Time Warner Inc.’s TWX, -0.06% premier cable network HBO is willing to concede to the hacker “Mr. Smith’s” demands — sort of.
Earlier this week a ransom note the hacker sent to HBO was leaked. In it, Mr. Smith asked for roughly $6 million in bitcoin to stop and prevent further leaks of HBO scripts, including for the popular “Game of Thrones,” and other information. The hacker gave the network three days to complete the transaction.
The network offered the hacker $250,000 in what’s known as a bug bounty payment in exchange for a one-week deadline extension on the hacker’s initial ransom, according to an email from an IT employee, first leaked to and reported by Variety and later obtained by MarketWatch.
A source close to the investigation into the hack said the email was an obvious stall tactic and that it should make it apparent that it wasn’t an attempt at any real engagement with the hacker.

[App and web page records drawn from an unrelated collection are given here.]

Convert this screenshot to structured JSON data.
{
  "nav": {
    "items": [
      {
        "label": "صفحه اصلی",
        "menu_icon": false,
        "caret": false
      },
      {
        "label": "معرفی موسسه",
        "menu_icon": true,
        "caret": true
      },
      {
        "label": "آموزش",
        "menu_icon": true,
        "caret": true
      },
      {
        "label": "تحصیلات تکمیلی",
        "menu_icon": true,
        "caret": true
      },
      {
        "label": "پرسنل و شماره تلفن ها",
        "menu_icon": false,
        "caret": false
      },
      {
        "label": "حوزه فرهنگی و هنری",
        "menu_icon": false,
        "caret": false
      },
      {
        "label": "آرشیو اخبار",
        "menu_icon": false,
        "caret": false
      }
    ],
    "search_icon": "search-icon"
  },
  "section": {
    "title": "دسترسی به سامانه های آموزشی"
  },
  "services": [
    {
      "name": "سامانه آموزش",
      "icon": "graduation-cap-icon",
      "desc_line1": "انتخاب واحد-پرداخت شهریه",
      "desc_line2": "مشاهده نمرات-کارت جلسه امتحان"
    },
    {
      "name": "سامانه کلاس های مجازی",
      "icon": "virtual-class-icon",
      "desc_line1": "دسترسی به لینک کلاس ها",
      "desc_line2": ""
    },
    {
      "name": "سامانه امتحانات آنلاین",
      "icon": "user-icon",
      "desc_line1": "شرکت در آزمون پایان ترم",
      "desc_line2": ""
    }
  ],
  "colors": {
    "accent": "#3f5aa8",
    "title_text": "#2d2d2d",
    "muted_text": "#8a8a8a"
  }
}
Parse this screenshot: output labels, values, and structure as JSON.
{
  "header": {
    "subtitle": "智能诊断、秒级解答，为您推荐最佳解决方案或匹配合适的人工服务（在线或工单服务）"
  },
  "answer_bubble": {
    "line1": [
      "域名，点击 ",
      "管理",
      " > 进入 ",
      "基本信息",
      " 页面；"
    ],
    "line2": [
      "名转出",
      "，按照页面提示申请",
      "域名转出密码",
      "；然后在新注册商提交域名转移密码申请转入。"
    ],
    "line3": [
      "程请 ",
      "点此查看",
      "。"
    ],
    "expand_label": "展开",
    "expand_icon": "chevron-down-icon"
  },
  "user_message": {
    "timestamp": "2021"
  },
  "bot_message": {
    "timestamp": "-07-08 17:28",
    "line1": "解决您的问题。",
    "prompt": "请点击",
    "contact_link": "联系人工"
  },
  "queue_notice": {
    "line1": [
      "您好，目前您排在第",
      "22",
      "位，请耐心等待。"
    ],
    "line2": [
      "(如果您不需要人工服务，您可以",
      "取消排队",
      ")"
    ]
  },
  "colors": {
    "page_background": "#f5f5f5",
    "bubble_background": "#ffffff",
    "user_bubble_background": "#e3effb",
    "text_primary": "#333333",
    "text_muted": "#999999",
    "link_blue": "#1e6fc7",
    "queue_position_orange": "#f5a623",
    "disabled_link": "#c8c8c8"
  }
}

The extension would give HBO extra time to reach out to its employees, distributors and creative talent to assess the extent of the situation. The email says the network hasn’t been able to sift through all of the material made available by the hacker, nor has it been able to put in place a necessary infrastructure to make a large payment in cryptocurrency bitcoin.
“As a show of good faith on our side, we are willing to commit to making a bug bounty payment of $250,000 to you as soon as we can establish the necessary account and acquire bitcoin,” the email says.
Notably, HBO is careful to avoid referring to any transaction as ransom. Instead, the company stresses the term “bug bounty payment.” This practice, not uncommon, refers to a reward paid by a company to “good” hackers for finding flaws, also known as bugs.
The data breach at HBO came to light last week, and included a sneak peek at the popular fantasy series ahead of last Sunday’s episode. Reports out Friday and threads on Reddit also indicate that this weekend’s season 7, episode 5 is circulating.
The hackers demanded six months of their salary to stop, claiming they make between $12 million to $15 million from stealing intellectual property and holding it for ransom.
The hack sparks memories of Sony Corp.’s SNE, +0.18% massive hack back in 2014. That hack, which produced a slew of leaked emails and private messages, resulted in executives leaving and a lot of scrambling at the studio.
Netflix Inc. NFLX, +1.12% also suffered a hack earlier in the year.
HBO’s hack is much bigger, with the hacker saying 1.5 terabytes of data were stolen. HBO said in an email to MarketWatch earlier in the week that it didn’t believe its email system as a whole had been breached, despite a number of emails being made public.
Shares of Time Warner Inc. are up more than 5% in the year, while the S&P 500 index SPX, +0.26% is up nearly 9%.
Featured Image: People
Inset Image: Vox